Records show an increase in the number of elephant deaths in Sri Lanka in 2019

Wild elephant deaths reaching record high in Sri Lanka, with several dying because of being poisoned

According to environmental groups, a record high of elephants passed away in the year 2019. The numbers say that around 361 elephants died in Sri Lanka, which is an alarming number.

The country is said to have around 7,500 wild elephants. This number is the highest since the country gained its independence in 1948. Reports in BBC say that killing them is illegal but the animals are often seen to be coming into conflict with the rural communities. Elephants are revered in Sri Lanka but some farmers view them as pests.

Sajeewa Chamikara, an environmentalist from the Movement for Land and Agricultural Reform, told the BBC that some 85 per cent of elephant deaths last year may have been caused by human activity.

Conservation steps
Representational Image Paul Hilton for WCS

Elephants being harmed by the farmers

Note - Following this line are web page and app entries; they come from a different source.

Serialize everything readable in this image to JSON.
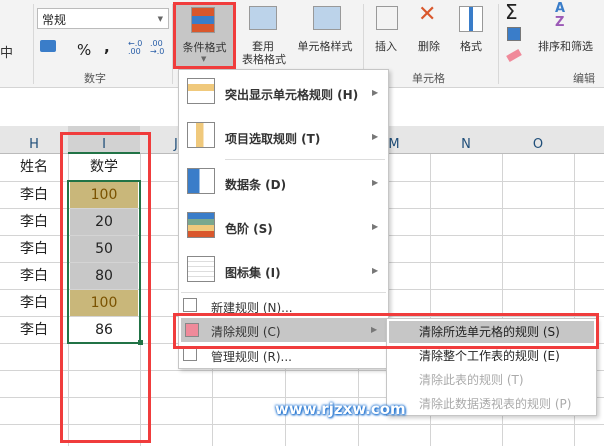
{
  "ribbon": {
    "merge_fragment": "中",
    "number_format": "常规",
    "percent": "%",
    "comma": ",",
    "inc_decimal": "←.0 .00",
    "dec_decimal": ".00 →.0",
    "number_group": "数字",
    "conditional_format": "条件格式",
    "table_format_1": "套用",
    "table_format_2": "表格格式",
    "cell_style": "单元格样式",
    "insert": "插入",
    "delete": "删除",
    "format": "格式",
    "cells_group": "单元格",
    "sort_filter": "排序和筛选",
    "edit_group": "编辑",
    "sigma": "Σ"
  },
  "columns": [
    "H",
    "I",
    "J",
    "M",
    "N",
    "O"
  ],
  "table": {
    "header": [
      "姓名",
      "数学"
    ],
    "rows": [
      [
        "李白",
        "100"
      ],
      [
        "李白",
        "20"
      ],
      [
        "李白",
        "50"
      ],
      [
        "李白",
        "80"
      ],
      [
        "李白",
        "100"
      ],
      [
        "李白",
        "86"
      ]
    ]
  },
  "colors": {
    "highlight": "#c9b77a",
    "gray": "#c8c8c8",
    "accent": "#217346",
    "red": "#f03c3c"
  },
  "menu": {
    "items": [
      {
        "label": "突出显示单元格规则 (H)",
        "icon": "highlight-rules-icon"
      },
      {
        "label": "项目选取规则 (T)",
        "icon": "top-bottom-icon"
      },
      {
        "label": "数据条 (D)",
        "icon": "data-bars-icon"
      },
      {
        "label": "色阶 (S)",
        "icon": "color-scales-icon"
      },
      {
        "label": "图标集 (I)",
        "icon": "icon-sets-icon"
      }
    ],
    "new_rule": "新建规则 (N)...",
    "clear_rules": "清除规则 (C)",
    "manage_rules": "管理规则 (R)..."
  },
  "submenu": [
    {
      "label": "清除所选单元格的规则 (S)",
      "enabled": true
    },
    {
      "label": "清除整个工作表的规则 (E)",
      "enabled": true
    },
    {
      "label": "清除此表的规则 (T)",
      "enabled": false
    },
    {
      "label": "清除此数据透视表的规则 (P)",
      "enabled": false
    }
  ],
  "watermark": "www.rjzxw.com"
}
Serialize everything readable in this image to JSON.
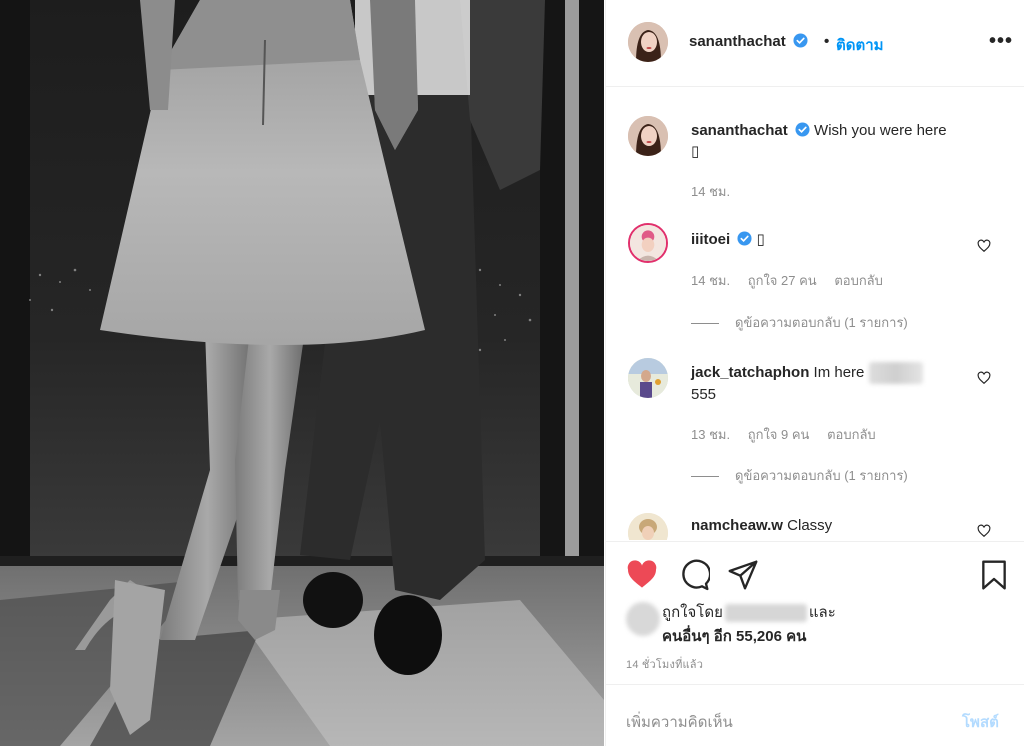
{
  "post": {
    "username": "sananthachat",
    "separator": "•",
    "follow_label": "ติดตาม",
    "more_label": "•••"
  },
  "caption": {
    "username": "sananthachat",
    "text": "Wish you were here",
    "emoji": "▯",
    "time": "14 ชม."
  },
  "comments": [
    {
      "username": "iiitoei",
      "text": "▯",
      "time": "14 ชม.",
      "likes": "ถูกใจ 27 คน",
      "reply_label": "ตอบกลับ",
      "view_replies": "ดูข้อความตอบกลับ (1 รายการ)"
    },
    {
      "username": "jack_tatchaphon",
      "text": "Im here",
      "text2": "555",
      "time": "13 ชม.",
      "likes": "ถูกใจ 9 คน",
      "reply_label": "ตอบกลับ",
      "view_replies": "ดูข้อความตอบกลับ (1 รายการ)"
    },
    {
      "username": "namcheaw.w",
      "text": "Classy"
    }
  ],
  "likes": {
    "liked_by_prefix": "ถูกใจโดย",
    "liked_by_suffix": "และ",
    "others": "คนอื่นๆ อีก 55,206 คน"
  },
  "timestamp": "14 ชั่วโมงที่แล้ว",
  "comment_box": {
    "placeholder": "เพิ่มความคิดเห็น",
    "post_label": "โพสต์"
  },
  "colors": {
    "accent": "#0095f6",
    "like_red": "#ed4956",
    "muted": "#8e8e8e",
    "post_disabled": "#b3dbff"
  },
  "icons": [
    "heart-filled-icon",
    "comment-icon",
    "share-icon",
    "bookmark-icon",
    "verified-icon",
    "small-heart-icon"
  ]
}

Chamikara said communities had used electric fences, poison and explosives concealed as food to kill the animals.

In September, officials said they suspected seven elephants found dead in a reserve were poisoned by local residents for destroying crops.

An earlier BBC report had said that the expansion of villages and farms in Sri Lanka has contributed to dwindling supplies of food and water for the animals.

Officials have promised to work to resolve the conflict by putting fences between elephant habitats and rural communities.

But Chamikara said the government needed to do more to improve the quality of protected areas, such as tackling the issue of invasive plants which grow over grasslands that feed the elephants.

"Our development plan is not eco-friendly. We need a sustainable development plan," he said.

Trains were also responsible for killing some wild elephants during their migration. Others die of natural causes, he told the BBC.

Dozens of elephants are kept in captivity in Sri Lanka to raise income from tourists, while others are forced to march at local festivals.

(With agency inputs)